Though it's engine isn't large, nor its power figures, Nissan has gotten the formula right with the Kicks delivering a vehicle that can easily and relatively quickly get up to speed without much racket (it has a CVT, and they're naturally noisy under harsh acceleration but there are far more offensive ones out there).
Braking is improved in the Kicks over the previous model year with the addition of better braking equipment.
The interior design of the Kicks remains mostly the same as in previous years but it is filled with higher quality materials than before. The look and feel of the SUV makes it punch above the weight of its price tag in the same way the 2020 Nissan Sentra does.
The Kicks cabin mostly feels spacious for its size. Nissan has made the most of the space with good small item storage, easy-access USB ports up front, and more than one storage option for your smartphone while driving and charging.
Climate controls are easy to find with your fingers while driving. Nissan gave the SR tester a heated steering wheel and heated seats, both of which reacted quickly, a nice addition for buyers in states with a cold winter.
The Nissan continues to have a D-shaped steering wheel, six-way adjustable driver's seat, four-way adjustable front passenger seat, and 60/40 split-folding rear seat as standard. Nissan has given the SUV an electronic parking brake, freeing up valuable center console space.
Kicks has best-in-class front seat legroom though its hip room proportions and center console design make the front seats more compartmentalized than what is ideal for larger and taller drivers. Adults can easily fit in the back seats – not something that is a standard in the subcompact class.
The available tonneau cover provides a good amount of hidden storage, covering about two-thirds of the rear cargo area.
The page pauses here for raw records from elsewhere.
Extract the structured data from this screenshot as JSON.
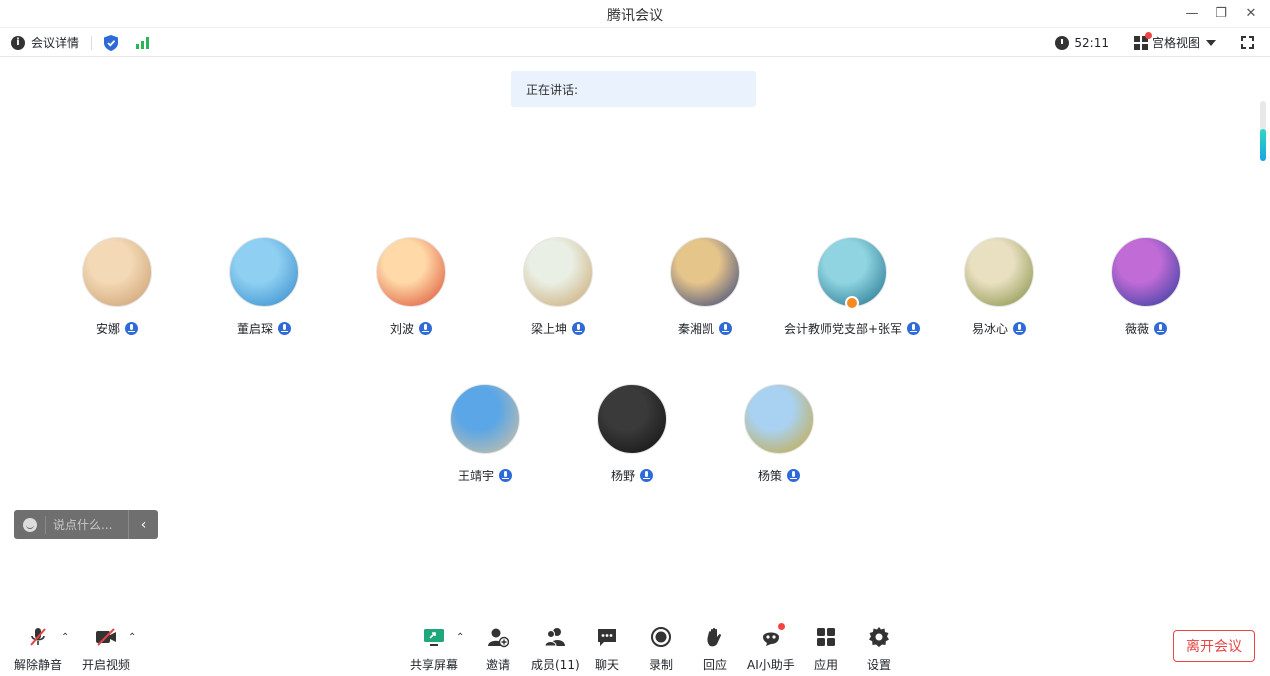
{
  "window": {
    "title": "腾讯会议",
    "controls": {
      "minimize": "—",
      "restore": "❐",
      "close": "✕"
    }
  },
  "infobar": {
    "meeting_info_label": "会议详情",
    "timer": "52:11",
    "view_mode_label": "宫格视图"
  },
  "speaking": {
    "label": "正在讲话:"
  },
  "participants": [
    {
      "name": "安娜",
      "avatar_colors": [
        "#f3d9b5",
        "#c89a6b"
      ]
    },
    {
      "name": "董启琛",
      "avatar_colors": [
        "#8fd0f2",
        "#2f86c8"
      ]
    },
    {
      "name": "刘波",
      "avatar_colors": [
        "#ffd9a8",
        "#d9482c"
      ]
    },
    {
      "name": "梁上坤",
      "avatar_colors": [
        "#e9efe4",
        "#c9a36a"
      ]
    },
    {
      "name": "秦湘凯",
      "avatar_colors": [
        "#e6c58b",
        "#2b3c7a"
      ]
    },
    {
      "name": "会计教师党支部+张军",
      "avatar_colors": [
        "#8fd4e0",
        "#1a6b8a"
      ]
    },
    {
      "name": "易冰心",
      "avatar_colors": [
        "#e9e0c2",
        "#7e8a3a"
      ]
    },
    {
      "name": "薇薇",
      "avatar_colors": [
        "#c16bd6",
        "#263a9a"
      ]
    },
    {
      "name": "王靖宇",
      "avatar_colors": [
        "#5aa6e6",
        "#d8c4a0"
      ]
    },
    {
      "name": "杨野",
      "avatar_colors": [
        "#3a3a3a",
        "#111111"
      ]
    },
    {
      "name": "杨策",
      "avatar_colors": [
        "#a9d2f2",
        "#c9a531"
      ]
    }
  ],
  "chat": {
    "placeholder": "说点什么...",
    "collapse_icon": "‹"
  },
  "toolbar": {
    "unmute_label": "解除静音",
    "start_video_label": "开启视频",
    "share_screen_label": "共享屏幕",
    "invite_label": "邀请",
    "members_label": "成员(11)",
    "chat_label": "聊天",
    "record_label": "录制",
    "react_label": "回应",
    "ai_assistant_label": "AI小助手",
    "apps_label": "应用",
    "settings_label": "设置",
    "leave_label": "离开会议"
  },
  "colors": {
    "accent_blue": "#2f6ad9",
    "signal_green": "#2ab55a",
    "leave_red": "#e54545",
    "speaking_bg": "#eaf2fd",
    "host_orange": "#f58a1f"
  }
}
The cover is easily lowered and maneuvered.
The base model Kicks S gets a host of standard tech features including a 7.0-inch infotainment touch screen, Apple CarPlay, Android Auto, Bluetooth, three USB ports, keyless entry, push-button start, and Easy Fill Tire Alert. Moving up to the Kicks SV adds Nissan Intelligent Key, automatic climate control, a 7.0-inch driver information screen, satellite radio, remote engine start, and a USB-C port. That's a fairly comprehensive list for this class model.
The Kicks SR is the only model available with a package, which makes ordering easy. The Premium Package adds a fantastic Bose Audio system, Prima-Tex-appointed seats, heated front seats, heated steering wheel, a security system, NissanConnect Services, a Wi-Fi hot spot, the ability to have over-the-air updates, and tonneau cover.
The Nissan Kicks is a subcompact SUV that delivers a lot of bang for its buck, especially with this model year's more premium upgrades. Priced against the competition, it's easy to see why buyers would be looking at it instead of less engaging, less well-equipped counterparts from Honda and Toyota.